I don't know a place where this is written up explicitly, but it's not hard as soon as one has an appropriate standard model for a neighborhood of a symplectic manifold for use in the Weinstein Neighborhood theorem.

A model that I've found useful in other contexts (see also p. 12 of this paper) is as follows.
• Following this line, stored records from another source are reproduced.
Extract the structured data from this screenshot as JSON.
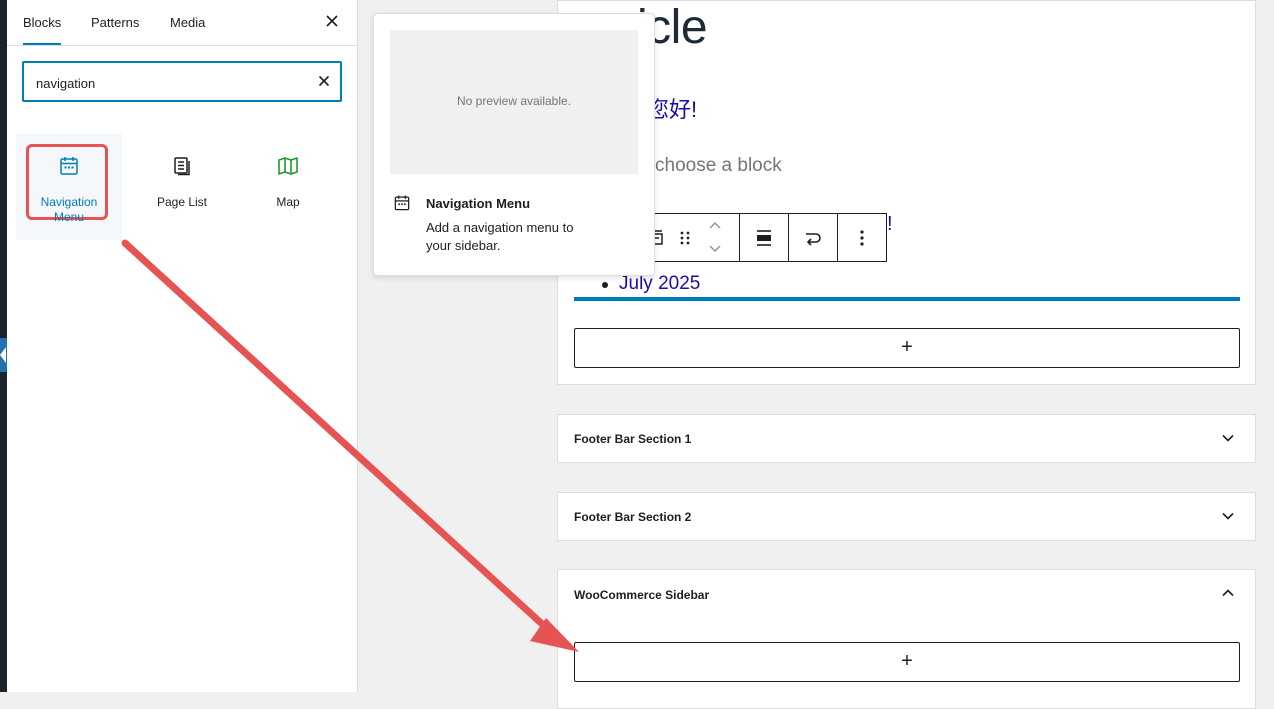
{
  "inserter": {
    "tabs": [
      {
        "label": "Blocks"
      },
      {
        "label": "Patterns"
      },
      {
        "label": "Media"
      }
    ],
    "search": {
      "value": "navigation"
    },
    "results": [
      {
        "label": "Navigation Menu",
        "icon": "calendar-icon"
      },
      {
        "label": "Page List",
        "icon": "page-list-icon"
      },
      {
        "label": "Map",
        "icon": "map-icon"
      }
    ]
  },
  "preview": {
    "no_preview": "No preview available.",
    "title": "Navigation Menu",
    "description": "Add a navigation menu to your sidebar."
  },
  "canvas": {
    "heading_partial": "icle",
    "hello_partial": "您好!",
    "placeholder_partial": "choose a block",
    "exclaim": "!",
    "archive_item": "July 2025",
    "add_symbol": "+",
    "sections": [
      {
        "title": "Footer Bar Section 1",
        "state": "collapsed"
      },
      {
        "title": "Footer Bar Section 2",
        "state": "collapsed"
      },
      {
        "title": "WooCommerce Sidebar",
        "state": "expanded"
      }
    ]
  },
  "colors": {
    "accent": "#007cba",
    "annotation": "#e55353",
    "link": "#1a0dab"
  }
}
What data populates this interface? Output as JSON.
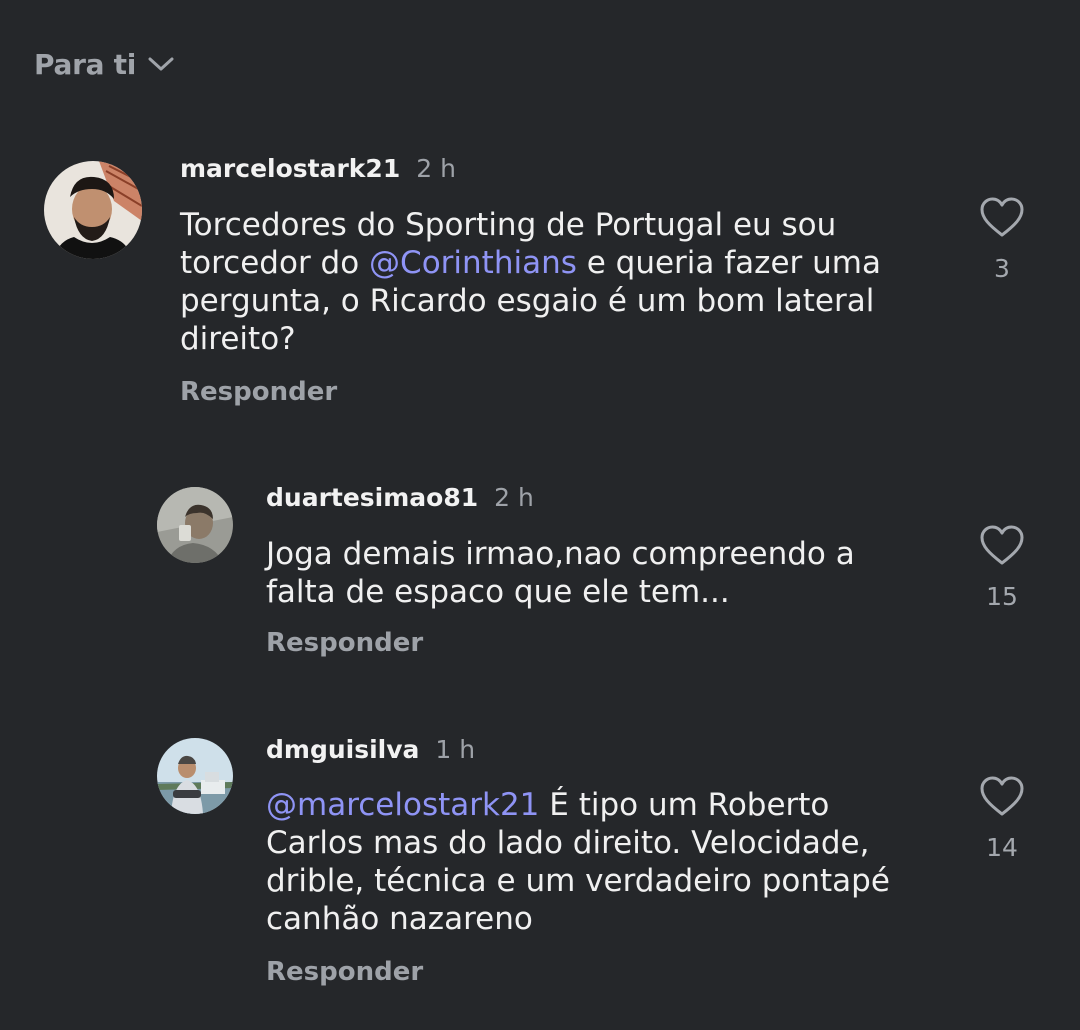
{
  "header": {
    "title": "Para ti"
  },
  "comments": [
    {
      "username": "marcelostark21",
      "time": "2 h",
      "lines": [
        {
          "pre": "Torcedores do Sporting de Portugal eu sou",
          "mention": "",
          "post": ""
        },
        {
          "pre": "torcedor do ",
          "mention": "@Corinthians",
          "post": " e queria fazer uma"
        },
        {
          "pre": "pergunta, o Ricardo esgaio é um bom lateral",
          "mention": "",
          "post": ""
        },
        {
          "pre": "direito?",
          "mention": "",
          "post": ""
        }
      ],
      "reply_label": "Responder",
      "likes": "3"
    },
    {
      "username": "duartesimao81",
      "time": "2 h",
      "lines": [
        {
          "pre": "Joga demais irmao,nao compreendo a",
          "mention": "",
          "post": ""
        },
        {
          "pre": "falta de espaco que ele tem...",
          "mention": "",
          "post": ""
        }
      ],
      "reply_label": "Responder",
      "likes": "15"
    },
    {
      "username": "dmguisilva",
      "time": "1 h",
      "lines": [
        {
          "pre": "",
          "mention": "@marcelostark21",
          "post": " É tipo um Roberto"
        },
        {
          "pre": "Carlos mas do lado direito. Velocidade,",
          "mention": "",
          "post": ""
        },
        {
          "pre": "drible, técnica e um verdadeiro pontapé",
          "mention": "",
          "post": ""
        },
        {
          "pre": "canhão nazareno",
          "mention": "",
          "post": ""
        }
      ],
      "reply_label": "Responder",
      "likes": "14"
    }
  ],
  "icons": {
    "header_chevron": "chevron-down-icon",
    "like": "heart-icon",
    "mention": "threads-at-icon"
  },
  "colors": {
    "background": "#25272a",
    "text": "#f0f0f0",
    "secondary": "#9ea2a8",
    "mention": "#8f94f5"
  }
}
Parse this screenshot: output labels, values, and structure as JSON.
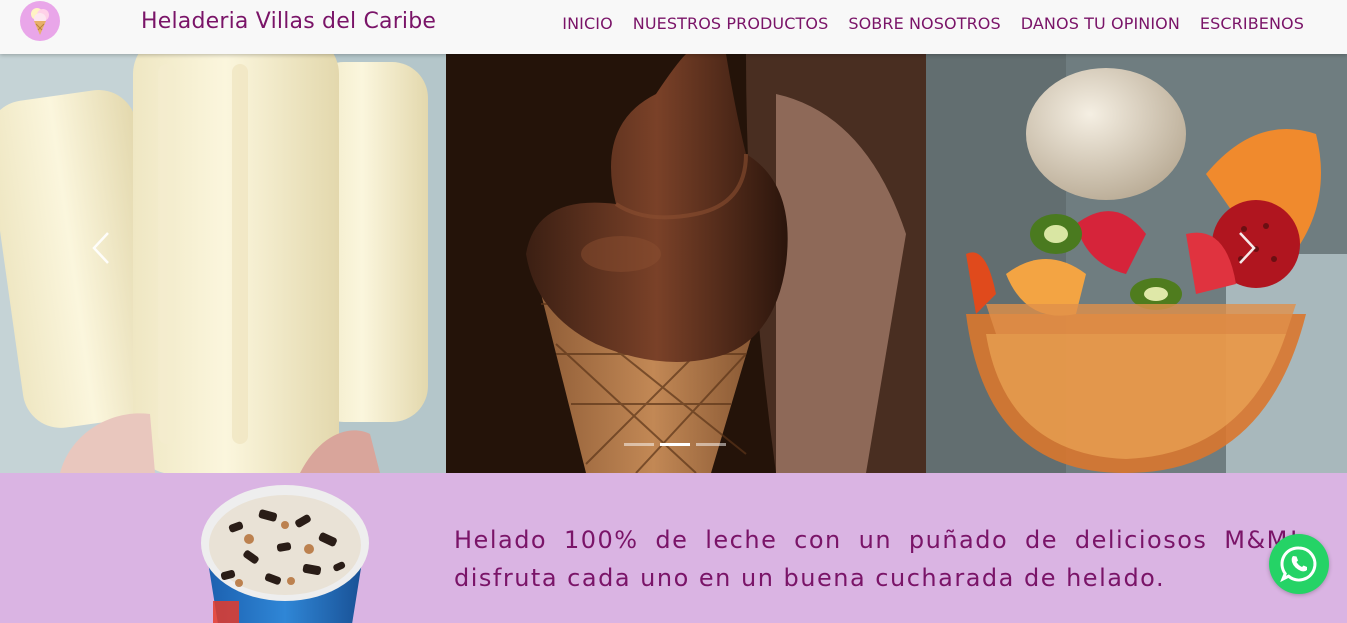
{
  "header": {
    "brand": "Heladeria Villas del Caribe",
    "logo_icon": "ice-cream-cone-icon",
    "nav": [
      "INICIO",
      "NUESTROS PRODUCTOS",
      "SOBRE NOSOTROS",
      "DANOS TU OPINION",
      "ESCRIBENOS"
    ]
  },
  "carousel": {
    "prev_icon": "chevron-left-icon",
    "next_icon": "chevron-right-icon",
    "slide_count": 3,
    "active_index": 1
  },
  "product": {
    "description_line1": "Helado 100% de leche con un puñado de deliciosos M&M!",
    "description_line2": "disfruta cada uno en un buena cucharada de helado."
  },
  "whatsapp": {
    "icon": "whatsapp-icon"
  },
  "colors": {
    "accent": "#7a1468",
    "navbar_bg": "#f8f8f8",
    "section_bg": "#dab4e3",
    "whatsapp": "#25d366"
  }
}
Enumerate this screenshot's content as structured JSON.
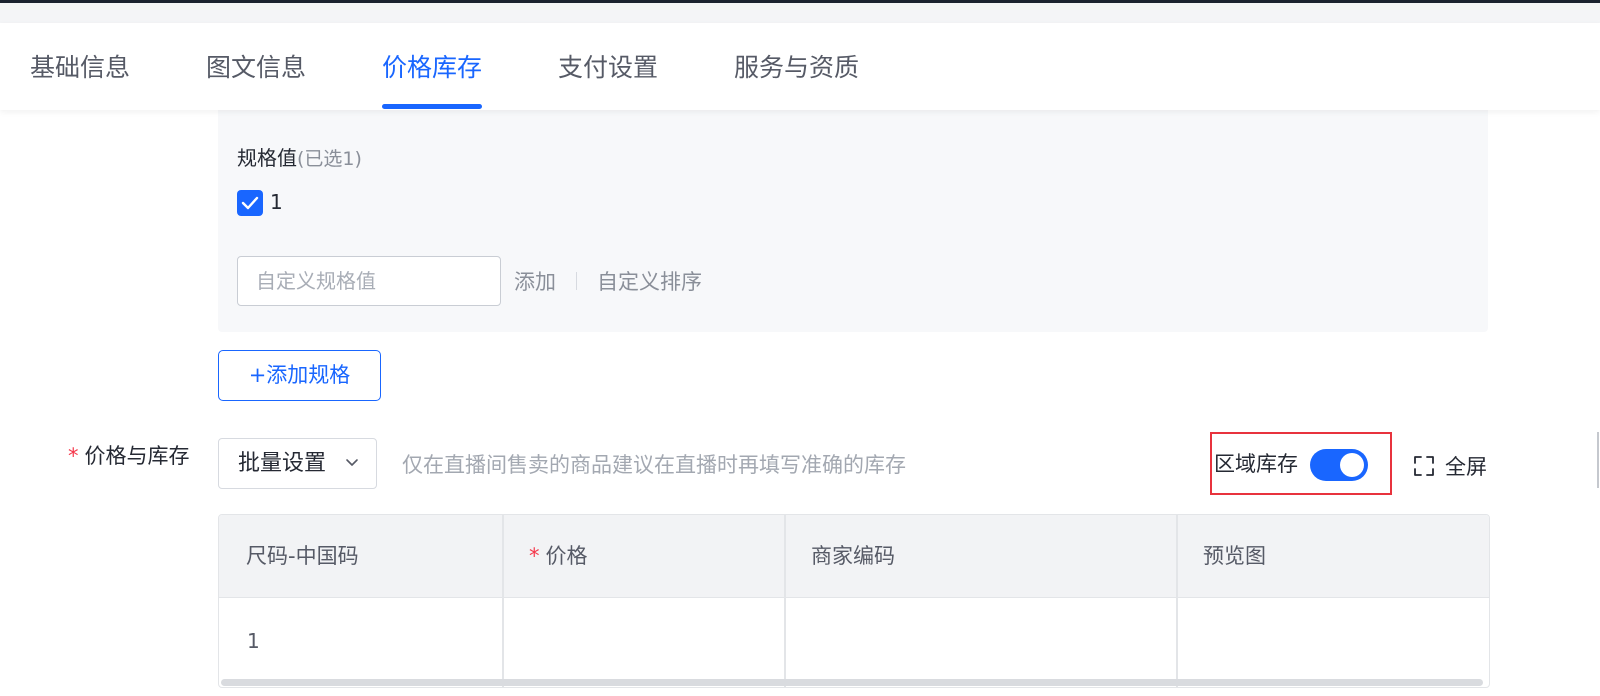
{
  "tabs": [
    {
      "label": "基础信息",
      "active": false
    },
    {
      "label": "图文信息",
      "active": false
    },
    {
      "label": "价格库存",
      "active": true
    },
    {
      "label": "支付设置",
      "active": false
    },
    {
      "label": "服务与资质",
      "active": false
    }
  ],
  "spec": {
    "title": "规格值",
    "selected_note": "(已选1)",
    "checkbox_label": "1",
    "checkbox_checked": true,
    "input_placeholder": "自定义规格值",
    "add_label": "添加",
    "sort_label": "自定义排序"
  },
  "add_spec_button": "+添加规格",
  "price_stock": {
    "required_mark": "*",
    "label": "价格与库存",
    "batch_select_value": "批量设置",
    "hint": "仅在直播间售卖的商品建议在直播时再填写准确的库存",
    "region_stock_label": "区域库存",
    "region_stock_on": true,
    "fullscreen_label": "全屏"
  },
  "table": {
    "headers": [
      {
        "label": "尺码-中国码",
        "required": false
      },
      {
        "label": "价格",
        "required": true,
        "required_mark": "*"
      },
      {
        "label": "商家编码",
        "required": false
      },
      {
        "label": "预览图",
        "required": false
      }
    ],
    "rows": [
      [
        "1",
        "",
        "",
        ""
      ]
    ]
  },
  "colors": {
    "accent": "#1966ff",
    "required": "#f5384b",
    "highlight": "#e8333d"
  },
  "icons": [
    "check-icon",
    "chevron-down-icon",
    "fullscreen-icon"
  ]
}
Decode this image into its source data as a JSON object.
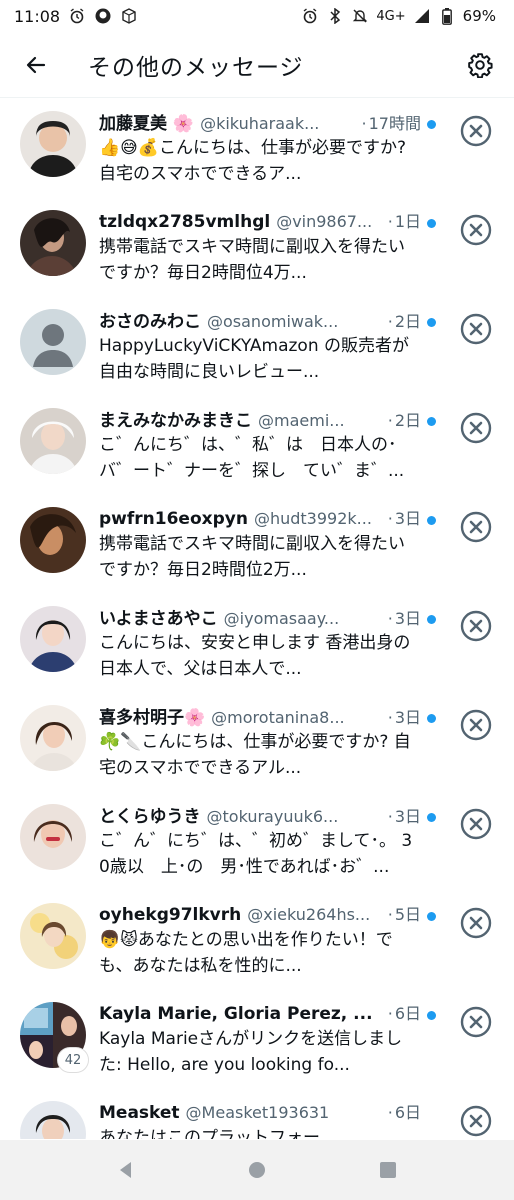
{
  "status_bar": {
    "time": "11:08",
    "network": "4G+",
    "battery": "69%"
  },
  "header": {
    "title": "その他のメッセージ"
  },
  "messages": [
    {
      "name": "加藤夏美 🌸",
      "handle": "@kikuharaak...",
      "sep": "·",
      "time": "17時間",
      "preview": "👍😅💰こんにちは、仕事が必要ですか? 自宅のスマホでできるア...",
      "unread": true
    },
    {
      "name": "tzldqx2785vmlhgl",
      "handle": "@vin9867...",
      "sep": "·",
      "time": "1日",
      "preview": "携帯電話でスキマ時間に副収入を得たいですか？毎日2時間位4万...",
      "unread": true
    },
    {
      "name": "おさのみわこ",
      "handle": "@osanomiwak...",
      "sep": "·",
      "time": "2日",
      "preview": "HappyLuckyViCKYAmazon の販売者が自由な時間に良いレビュー...",
      "unread": true
    },
    {
      "name": "まえみなかみまきこ",
      "handle": "@maemi...",
      "sep": "·",
      "time": "2日",
      "preview": "こ゛んにち゛は、゛私゛は　日本人の･バ゛ート゛ナーを゛探し　てい゛ま゛...",
      "unread": true
    },
    {
      "name": "pwfrn16eoxpyn",
      "handle": "@hudt3992k...",
      "sep": "·",
      "time": "3日",
      "preview": "携帯電話でスキマ時間に副収入を得たいですか？毎日2時間位2万...",
      "unread": true
    },
    {
      "name": "いよまさあやこ",
      "handle": "@iyomasaay...",
      "sep": "·",
      "time": "3日",
      "preview": "こんにちは、安安と申します 香港出身の日本人で、父は日本人で...",
      "unread": true
    },
    {
      "name": "喜多村明子🌸",
      "handle": "@morotanina8...",
      "sep": "·",
      "time": "3日",
      "preview": "☘️🔪こんにちは、仕事が必要ですか? 自宅のスマホでできるアル...",
      "unread": true
    },
    {
      "name": "とくらゆうき",
      "handle": "@tokurayuuk6...",
      "sep": "·",
      "time": "3日",
      "preview": "こ゛ん゛にち゛は、゛初め゛まして･。 30歳以　上･の　男･性であれば･お゛...",
      "unread": true
    },
    {
      "name": "oyhekg97lkvrh",
      "handle": "@xieku264hs...",
      "sep": "·",
      "time": "5日",
      "preview": "👦😾あなたとの思い出を作りたい！でも、あなたは私を性的に...",
      "unread": true
    },
    {
      "name": "Kayla Marie, Gloria Perez, ...",
      "handle": "",
      "sep": "·",
      "time": "6日",
      "preview": "Kayla Marieさんがリンクを送信しました: Hello, are you looking fo...",
      "unread": true,
      "badge": "42"
    },
    {
      "name": "Measket",
      "handle": "@Measket193631",
      "sep": "·",
      "time": "6日",
      "preview": "あなたはこのプラットフォー...",
      "unread": false
    }
  ]
}
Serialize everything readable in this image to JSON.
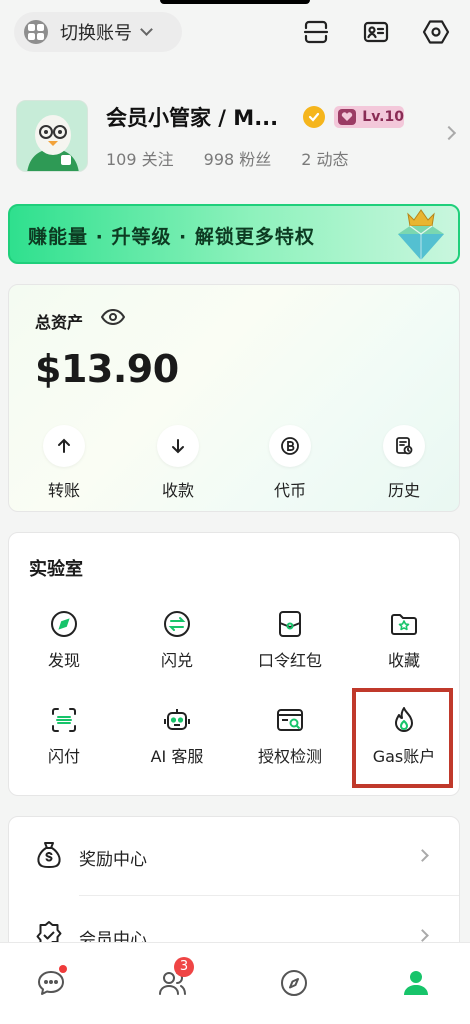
{
  "header": {
    "switch_account_label": "切换账号",
    "icons": [
      "grid-icon",
      "chevron-down-icon",
      "scan-icon",
      "id-card-icon",
      "settings-icon"
    ]
  },
  "profile": {
    "name": "会员小管家 / M...",
    "level": "Lv.10",
    "following": "109 关注",
    "followers": "998 粉丝",
    "posts": "2 动态"
  },
  "banner": {
    "text": "赚能量 · 升等级 · 解锁更多特权"
  },
  "assets": {
    "title": "总资产",
    "amount": "$13.90",
    "actions": [
      {
        "label": "转账",
        "icon": "arrow-up-icon"
      },
      {
        "label": "收款",
        "icon": "arrow-down-icon"
      },
      {
        "label": "代币",
        "icon": "bitcoin-icon"
      },
      {
        "label": "历史",
        "icon": "history-icon"
      }
    ]
  },
  "lab": {
    "title": "实验室",
    "items": [
      {
        "label": "发现",
        "icon": "compass-icon"
      },
      {
        "label": "闪兑",
        "icon": "swap-icon"
      },
      {
        "label": "口令红包",
        "icon": "red-packet-icon"
      },
      {
        "label": "收藏",
        "icon": "folder-star-icon"
      },
      {
        "label": "闪付",
        "icon": "scan-pay-icon"
      },
      {
        "label": "AI 客服",
        "icon": "robot-icon"
      },
      {
        "label": "授权检测",
        "icon": "auth-check-icon"
      },
      {
        "label": "Gas账户",
        "icon": "flame-icon"
      }
    ]
  },
  "menu": {
    "items": [
      {
        "label": "奖励中心",
        "icon": "money-bag-icon"
      },
      {
        "label": "会员中心",
        "icon": "badge-check-icon"
      }
    ]
  },
  "bottom_nav": {
    "badge_count": "3",
    "items": [
      "chat-icon",
      "contacts-icon",
      "discover-icon",
      "profile-icon"
    ]
  },
  "colors": {
    "accent": "#17c46a",
    "highlight_box": "#c0392b",
    "badge": "#ef4545"
  }
}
Let $X\subset Y$ be a symplectic submanifold of the symplectic manifold $(Y,\omega)$, and let $\pi: E\to X$ denote the symplectic normal bundle to $X$ in $Y$. $E$ is then naturally a symplectic vector bundle, and choosing a compatible fiberwise complex structure $I$ on $E$ induces a Hermitian metric $\langle\cdot,\cdot\rangle$ on $E$. Choose a unitary connection on $E$, inducing a horizontal-vertical splitting $TE=T^h E\oplus T^v E$, with respect to which we may write an arbitrary tangent vector $u\in T_eE$ as $u^h+u^v$ with $u^v$ naturally identified as an element of the fiber $E_{\pi(e)}$. Now define $L:E\to \mathbb{R}$ by $L(e)=\frac{\langle e,e\rangle}{4}$, and define a $1$-form $\theta\in \Omega^1(E)$ by $\theta(u)=dL(Iu^v)$ and then a $2$-from $\Omega$ on $E$ by $$ \Omega = \pi^*(\omega|_X) - d\theta $$

There is an obvious identification of $TE|_X$ with $TY|_X$, and under this identification the restrictions of $\Omega$ and $\omega$ are equal. Hence the Weinstein neighborhood theorem we get a symplectomorphism from a neighborhood of $X$ in $(Y,\omega)$ to a disk-bundle in $(E,\Omega)$. Moreover the Hamiltonian $L$ on $E$ generates a circle action which just rotates the $\mathbb{C}^k$ fibers of $E$ in the standard way. Performing the symplectic cut using this circle action replaces an appropriate-radius disk-normal bundle to $X$ with the quotient of the sphere normal bundle by the Hopf map (i.e. with the complex projectivization of the normal bundle), thus seeming to give what you want. Evidently this reduces to the standard construction of the blowup when $X$ is a point.